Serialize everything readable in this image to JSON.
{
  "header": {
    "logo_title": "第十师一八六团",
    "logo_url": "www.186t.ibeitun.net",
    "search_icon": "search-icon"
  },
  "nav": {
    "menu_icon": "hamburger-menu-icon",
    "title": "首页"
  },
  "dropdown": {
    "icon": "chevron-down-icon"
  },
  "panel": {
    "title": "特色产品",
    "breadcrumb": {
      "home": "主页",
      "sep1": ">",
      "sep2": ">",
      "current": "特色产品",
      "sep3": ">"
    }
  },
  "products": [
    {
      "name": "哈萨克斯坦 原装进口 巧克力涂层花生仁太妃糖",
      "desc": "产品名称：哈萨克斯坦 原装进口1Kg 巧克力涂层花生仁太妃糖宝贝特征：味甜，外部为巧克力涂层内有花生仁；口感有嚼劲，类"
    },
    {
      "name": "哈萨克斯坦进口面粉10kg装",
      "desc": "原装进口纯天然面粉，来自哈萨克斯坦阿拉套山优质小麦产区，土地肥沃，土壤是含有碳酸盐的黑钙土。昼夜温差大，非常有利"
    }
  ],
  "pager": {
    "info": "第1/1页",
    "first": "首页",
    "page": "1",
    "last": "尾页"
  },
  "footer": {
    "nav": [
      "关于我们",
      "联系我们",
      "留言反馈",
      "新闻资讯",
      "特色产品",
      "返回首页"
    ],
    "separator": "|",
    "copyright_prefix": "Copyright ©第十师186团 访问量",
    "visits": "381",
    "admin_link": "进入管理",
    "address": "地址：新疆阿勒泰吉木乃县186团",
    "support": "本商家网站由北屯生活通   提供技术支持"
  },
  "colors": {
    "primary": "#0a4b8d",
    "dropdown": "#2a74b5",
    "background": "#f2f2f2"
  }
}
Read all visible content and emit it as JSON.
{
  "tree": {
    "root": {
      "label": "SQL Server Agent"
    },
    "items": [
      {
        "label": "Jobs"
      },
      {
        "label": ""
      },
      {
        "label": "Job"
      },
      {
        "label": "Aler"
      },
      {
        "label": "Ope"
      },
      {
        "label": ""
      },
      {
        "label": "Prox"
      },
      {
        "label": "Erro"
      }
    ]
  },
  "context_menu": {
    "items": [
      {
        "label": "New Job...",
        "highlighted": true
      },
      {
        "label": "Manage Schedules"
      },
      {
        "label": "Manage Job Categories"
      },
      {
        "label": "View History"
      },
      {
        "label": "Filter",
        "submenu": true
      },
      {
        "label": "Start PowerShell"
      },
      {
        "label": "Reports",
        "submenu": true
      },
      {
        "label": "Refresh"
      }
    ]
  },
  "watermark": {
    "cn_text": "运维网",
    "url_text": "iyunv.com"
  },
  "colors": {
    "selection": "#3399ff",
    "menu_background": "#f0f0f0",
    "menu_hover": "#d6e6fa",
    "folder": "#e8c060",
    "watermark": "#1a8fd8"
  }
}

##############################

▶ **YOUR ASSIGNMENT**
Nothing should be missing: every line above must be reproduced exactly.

▶ **RESPONSE TO THE TASK**
Serialize everything readable in this image to JSON.
{
  "header": {
    "logo_title": "第十师一八六团",
    "logo_url": "www.186t.ibeitun.net",
    "search_icon": "search-icon"
  },
  "nav": {
    "menu_icon": "hamburger-menu-icon",
    "title": "首页"
  },
  "dropdown": {
    "icon": "chevron-down-icon"
  },
  "panel": {
    "title": "特色产品",
    "breadcrumb": {
      "home": "主页",
      "sep1": ">",
      "sep2": ">",
      "current": "特色产品",
      "sep3": ">"
    }
  },
  "products": [
    {
      "name": "哈萨克斯坦 原装进口 巧克力涂层花生仁太妃糖",
      "desc": "产品名称：哈萨克斯坦 原装进口1Kg 巧克力涂层花生仁太妃糖宝贝特征：味甜，外部为巧克力涂层内有花生仁；口感有嚼劲，类"
    },
    {
      "name": "哈萨克斯坦进口面粉10kg装",
      "desc": "原装进口纯天然面粉，来自哈萨克斯坦阿拉套山优质小麦产区，土地肥沃，土壤是含有碳酸盐的黑钙土。昼夜温差大，非常有利"
    }
  ],
  "pager": {
    "info": "第1/1页",
    "first": "首页",
    "page": "1",
    "last": "尾页"
  },
  "footer": {
    "nav": [
      "关于我们",
      "联系我们",
      "留言反馈",
      "新闻资讯",
      "特色产品",
      "返回首页"
    ],
    "separator": "|",
    "copyright_prefix": "Copyright ©第十师186团 访问量",
    "visits": "381",
    "admin_link": "进入管理",
    "address": "地址：新疆阿勒泰吉木乃县186团",
    "support": "本商家网站由北屯生活通   提供技术支持"
  },
  "colors": {
    "primary": "#0a4b8d",
    "dropdown": "#2a74b5",
    "background": "#f2f2f2"
  }
}
Read all visible content and emit it as JSON.
{
  "tree": {
    "root": {
      "label": "SQL Server Agent"
    },
    "items": [
      {
        "label": "Jobs"
      },
      {
        "label": ""
      },
      {
        "label": "Job"
      },
      {
        "label": "Aler"
      },
      {
        "label": "Ope"
      },
      {
        "label": ""
      },
      {
        "label": "Prox"
      },
      {
        "label": "Erro"
      }
    ]
  },
  "context_menu": {
    "items": [
      {
        "label": "New Job...",
        "highlighted": true
      },
      {
        "label": "Manage Schedules"
      },
      {
        "label": "Manage Job Categories"
      },
      {
        "label": "View History"
      },
      {
        "label": "Filter",
        "submenu": true
      },
      {
        "label": "Start PowerShell"
      },
      {
        "label": "Reports",
        "submenu": true
      },
      {
        "label": "Refresh"
      }
    ]
  },
  "watermark": {
    "cn_text": "运维网",
    "url_text": "iyunv.com"
  },
  "colors": {
    "selection": "#3399ff",
    "menu_background": "#f0f0f0",
    "menu_hover": "#d6e6fa",
    "folder": "#e8c060",
    "watermark": "#1a8fd8"
  }
}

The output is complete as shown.